Exercise description: For the entries below, report the number of lines containing "heading", without any other content.

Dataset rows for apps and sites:
_____
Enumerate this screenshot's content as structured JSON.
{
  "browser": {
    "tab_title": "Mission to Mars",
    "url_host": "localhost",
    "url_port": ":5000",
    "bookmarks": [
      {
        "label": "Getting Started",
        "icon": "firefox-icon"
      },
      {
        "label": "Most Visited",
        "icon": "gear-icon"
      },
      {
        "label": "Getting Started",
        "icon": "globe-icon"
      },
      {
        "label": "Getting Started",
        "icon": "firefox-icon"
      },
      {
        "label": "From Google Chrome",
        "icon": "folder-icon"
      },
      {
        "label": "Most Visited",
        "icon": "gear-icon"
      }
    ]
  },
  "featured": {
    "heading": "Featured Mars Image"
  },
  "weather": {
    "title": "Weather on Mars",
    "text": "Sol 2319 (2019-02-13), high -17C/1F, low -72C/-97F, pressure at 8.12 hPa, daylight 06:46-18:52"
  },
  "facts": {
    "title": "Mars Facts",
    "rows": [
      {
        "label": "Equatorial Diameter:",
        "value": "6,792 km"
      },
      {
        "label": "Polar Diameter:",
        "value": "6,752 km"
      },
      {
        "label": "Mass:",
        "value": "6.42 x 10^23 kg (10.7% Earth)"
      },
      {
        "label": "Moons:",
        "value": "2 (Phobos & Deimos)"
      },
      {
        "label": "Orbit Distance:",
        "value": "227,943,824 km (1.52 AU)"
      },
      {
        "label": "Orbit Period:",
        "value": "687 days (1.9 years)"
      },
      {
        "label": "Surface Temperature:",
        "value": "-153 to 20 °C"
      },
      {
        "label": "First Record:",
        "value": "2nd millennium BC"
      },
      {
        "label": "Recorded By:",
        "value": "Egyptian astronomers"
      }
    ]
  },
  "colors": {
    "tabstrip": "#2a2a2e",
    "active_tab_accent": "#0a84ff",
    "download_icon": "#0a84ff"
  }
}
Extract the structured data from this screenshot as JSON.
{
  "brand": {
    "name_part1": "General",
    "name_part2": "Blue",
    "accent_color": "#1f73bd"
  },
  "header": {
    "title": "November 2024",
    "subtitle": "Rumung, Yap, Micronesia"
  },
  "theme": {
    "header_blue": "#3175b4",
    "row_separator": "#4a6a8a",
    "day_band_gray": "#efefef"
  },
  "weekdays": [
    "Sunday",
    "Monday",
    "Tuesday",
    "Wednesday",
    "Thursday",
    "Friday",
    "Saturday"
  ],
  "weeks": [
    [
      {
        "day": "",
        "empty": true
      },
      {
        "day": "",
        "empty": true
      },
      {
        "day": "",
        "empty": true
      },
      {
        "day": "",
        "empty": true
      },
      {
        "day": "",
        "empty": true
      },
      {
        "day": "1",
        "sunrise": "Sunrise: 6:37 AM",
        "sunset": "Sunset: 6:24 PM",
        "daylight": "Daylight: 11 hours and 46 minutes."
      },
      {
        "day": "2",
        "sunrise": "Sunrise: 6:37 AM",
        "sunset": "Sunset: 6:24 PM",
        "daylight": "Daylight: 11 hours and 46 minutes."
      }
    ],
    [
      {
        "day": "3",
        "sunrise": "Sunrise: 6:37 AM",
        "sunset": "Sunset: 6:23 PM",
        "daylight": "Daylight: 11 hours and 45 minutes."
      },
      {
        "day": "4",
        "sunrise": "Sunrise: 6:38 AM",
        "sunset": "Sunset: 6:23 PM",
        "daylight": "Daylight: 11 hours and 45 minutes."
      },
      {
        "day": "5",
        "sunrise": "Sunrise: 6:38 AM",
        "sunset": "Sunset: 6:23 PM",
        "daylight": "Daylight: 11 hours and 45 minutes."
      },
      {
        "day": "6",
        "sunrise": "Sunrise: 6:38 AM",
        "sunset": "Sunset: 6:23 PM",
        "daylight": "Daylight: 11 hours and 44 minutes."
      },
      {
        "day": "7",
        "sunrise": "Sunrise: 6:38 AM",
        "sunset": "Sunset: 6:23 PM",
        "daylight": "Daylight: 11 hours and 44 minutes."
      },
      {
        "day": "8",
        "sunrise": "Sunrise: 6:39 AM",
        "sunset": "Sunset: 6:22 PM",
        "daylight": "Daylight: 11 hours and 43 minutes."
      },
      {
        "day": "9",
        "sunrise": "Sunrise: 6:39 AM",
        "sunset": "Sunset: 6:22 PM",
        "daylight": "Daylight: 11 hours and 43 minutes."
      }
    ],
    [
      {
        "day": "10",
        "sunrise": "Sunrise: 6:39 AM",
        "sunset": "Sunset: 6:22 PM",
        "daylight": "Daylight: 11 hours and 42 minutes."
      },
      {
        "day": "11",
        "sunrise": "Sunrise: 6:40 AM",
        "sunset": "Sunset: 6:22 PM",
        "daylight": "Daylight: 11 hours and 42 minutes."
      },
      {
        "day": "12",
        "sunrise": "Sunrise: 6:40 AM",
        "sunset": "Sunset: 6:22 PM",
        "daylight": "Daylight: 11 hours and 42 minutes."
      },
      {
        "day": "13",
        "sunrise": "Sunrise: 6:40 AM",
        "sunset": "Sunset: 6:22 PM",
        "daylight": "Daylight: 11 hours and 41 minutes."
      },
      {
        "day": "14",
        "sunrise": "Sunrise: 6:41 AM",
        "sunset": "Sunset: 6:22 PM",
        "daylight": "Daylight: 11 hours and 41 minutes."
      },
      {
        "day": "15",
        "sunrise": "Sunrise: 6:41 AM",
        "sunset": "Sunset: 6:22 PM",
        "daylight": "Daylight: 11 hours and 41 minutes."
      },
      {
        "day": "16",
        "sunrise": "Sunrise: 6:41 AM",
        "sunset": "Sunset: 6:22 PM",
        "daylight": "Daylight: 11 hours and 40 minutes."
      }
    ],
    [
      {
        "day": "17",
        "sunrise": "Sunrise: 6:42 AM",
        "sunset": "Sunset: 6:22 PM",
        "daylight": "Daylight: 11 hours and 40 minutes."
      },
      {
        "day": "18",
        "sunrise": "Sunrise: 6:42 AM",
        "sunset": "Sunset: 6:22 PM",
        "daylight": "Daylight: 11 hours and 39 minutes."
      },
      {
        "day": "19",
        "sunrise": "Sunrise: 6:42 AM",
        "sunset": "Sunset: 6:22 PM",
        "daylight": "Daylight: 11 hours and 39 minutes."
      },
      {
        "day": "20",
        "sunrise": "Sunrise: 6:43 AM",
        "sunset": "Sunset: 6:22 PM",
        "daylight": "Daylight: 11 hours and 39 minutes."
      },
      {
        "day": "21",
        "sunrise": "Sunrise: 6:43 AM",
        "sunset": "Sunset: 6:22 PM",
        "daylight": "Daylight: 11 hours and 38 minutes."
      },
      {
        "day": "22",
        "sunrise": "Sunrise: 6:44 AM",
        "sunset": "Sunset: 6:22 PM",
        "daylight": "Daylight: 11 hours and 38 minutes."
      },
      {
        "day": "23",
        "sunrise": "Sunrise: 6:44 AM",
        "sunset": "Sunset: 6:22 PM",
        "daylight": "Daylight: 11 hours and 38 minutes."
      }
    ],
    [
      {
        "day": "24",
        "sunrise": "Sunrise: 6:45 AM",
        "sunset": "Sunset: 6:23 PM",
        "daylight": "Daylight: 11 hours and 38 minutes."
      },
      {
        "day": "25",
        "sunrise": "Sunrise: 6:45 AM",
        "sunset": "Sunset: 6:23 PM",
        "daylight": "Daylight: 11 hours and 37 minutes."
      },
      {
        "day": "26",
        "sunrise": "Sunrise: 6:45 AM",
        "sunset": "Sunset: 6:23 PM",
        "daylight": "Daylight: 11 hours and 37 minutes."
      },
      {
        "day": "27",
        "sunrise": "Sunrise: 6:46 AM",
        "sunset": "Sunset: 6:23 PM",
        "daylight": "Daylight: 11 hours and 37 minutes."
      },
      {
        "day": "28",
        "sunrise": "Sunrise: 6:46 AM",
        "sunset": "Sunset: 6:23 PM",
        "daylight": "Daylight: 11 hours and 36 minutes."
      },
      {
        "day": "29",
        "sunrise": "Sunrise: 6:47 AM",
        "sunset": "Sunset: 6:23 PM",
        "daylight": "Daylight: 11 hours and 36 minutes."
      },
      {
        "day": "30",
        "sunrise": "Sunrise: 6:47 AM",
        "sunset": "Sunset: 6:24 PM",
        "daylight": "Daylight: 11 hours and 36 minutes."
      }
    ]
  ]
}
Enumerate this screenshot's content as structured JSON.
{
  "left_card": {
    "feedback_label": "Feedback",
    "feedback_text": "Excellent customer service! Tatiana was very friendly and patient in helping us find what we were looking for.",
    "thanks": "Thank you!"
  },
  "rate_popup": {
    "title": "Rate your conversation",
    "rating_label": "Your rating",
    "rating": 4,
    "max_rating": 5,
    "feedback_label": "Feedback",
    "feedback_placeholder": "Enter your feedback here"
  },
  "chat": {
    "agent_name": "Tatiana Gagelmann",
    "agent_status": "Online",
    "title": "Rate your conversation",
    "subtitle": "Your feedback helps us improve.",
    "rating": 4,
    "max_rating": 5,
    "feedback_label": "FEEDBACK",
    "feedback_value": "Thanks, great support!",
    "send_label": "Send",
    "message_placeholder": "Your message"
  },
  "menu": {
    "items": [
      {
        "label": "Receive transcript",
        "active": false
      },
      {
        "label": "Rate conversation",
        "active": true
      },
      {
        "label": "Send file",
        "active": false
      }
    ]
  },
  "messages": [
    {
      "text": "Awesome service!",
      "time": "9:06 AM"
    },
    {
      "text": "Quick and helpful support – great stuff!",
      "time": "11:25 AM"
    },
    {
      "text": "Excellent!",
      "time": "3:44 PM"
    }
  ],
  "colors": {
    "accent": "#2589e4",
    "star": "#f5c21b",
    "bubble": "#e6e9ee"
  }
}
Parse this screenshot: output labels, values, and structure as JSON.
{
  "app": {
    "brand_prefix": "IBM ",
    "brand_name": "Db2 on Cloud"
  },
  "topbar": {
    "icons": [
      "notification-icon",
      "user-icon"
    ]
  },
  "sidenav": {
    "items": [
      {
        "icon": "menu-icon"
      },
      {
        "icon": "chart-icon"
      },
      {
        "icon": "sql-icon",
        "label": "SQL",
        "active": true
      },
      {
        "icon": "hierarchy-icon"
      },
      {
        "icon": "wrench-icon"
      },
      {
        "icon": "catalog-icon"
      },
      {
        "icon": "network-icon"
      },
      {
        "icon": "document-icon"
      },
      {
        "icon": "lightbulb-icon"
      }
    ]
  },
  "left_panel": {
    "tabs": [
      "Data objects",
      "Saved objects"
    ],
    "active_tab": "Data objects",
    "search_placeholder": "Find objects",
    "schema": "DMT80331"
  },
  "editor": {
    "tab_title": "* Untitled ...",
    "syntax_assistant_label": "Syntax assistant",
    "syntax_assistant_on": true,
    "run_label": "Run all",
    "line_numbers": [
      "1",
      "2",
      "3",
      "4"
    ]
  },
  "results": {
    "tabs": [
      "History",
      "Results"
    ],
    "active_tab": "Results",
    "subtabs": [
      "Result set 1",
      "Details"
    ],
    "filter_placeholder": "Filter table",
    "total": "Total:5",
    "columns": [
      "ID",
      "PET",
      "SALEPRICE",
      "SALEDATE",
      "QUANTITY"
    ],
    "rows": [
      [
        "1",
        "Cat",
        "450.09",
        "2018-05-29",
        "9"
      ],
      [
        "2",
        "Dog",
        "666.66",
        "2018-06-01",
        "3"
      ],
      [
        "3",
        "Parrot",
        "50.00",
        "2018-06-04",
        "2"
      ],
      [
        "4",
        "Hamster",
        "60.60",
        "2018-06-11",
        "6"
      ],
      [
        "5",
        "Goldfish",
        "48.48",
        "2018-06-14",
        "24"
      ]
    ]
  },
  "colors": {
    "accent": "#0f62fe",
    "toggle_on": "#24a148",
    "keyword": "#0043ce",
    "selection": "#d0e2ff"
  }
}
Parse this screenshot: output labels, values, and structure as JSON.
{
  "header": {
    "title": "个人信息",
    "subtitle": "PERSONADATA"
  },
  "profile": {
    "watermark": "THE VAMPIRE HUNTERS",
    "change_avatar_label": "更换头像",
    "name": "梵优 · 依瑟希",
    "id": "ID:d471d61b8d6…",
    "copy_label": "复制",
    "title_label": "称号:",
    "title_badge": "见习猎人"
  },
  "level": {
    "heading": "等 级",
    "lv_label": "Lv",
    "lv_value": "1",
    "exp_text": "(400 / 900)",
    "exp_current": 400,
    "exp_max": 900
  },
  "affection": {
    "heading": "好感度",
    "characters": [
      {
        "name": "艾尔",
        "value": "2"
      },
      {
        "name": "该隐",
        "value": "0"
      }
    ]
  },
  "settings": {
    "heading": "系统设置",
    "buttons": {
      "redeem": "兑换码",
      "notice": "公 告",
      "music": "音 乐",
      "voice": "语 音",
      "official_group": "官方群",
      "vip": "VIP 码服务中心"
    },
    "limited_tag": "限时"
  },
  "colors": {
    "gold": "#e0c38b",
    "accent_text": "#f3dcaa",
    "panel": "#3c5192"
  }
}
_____
Output of the exercise: 4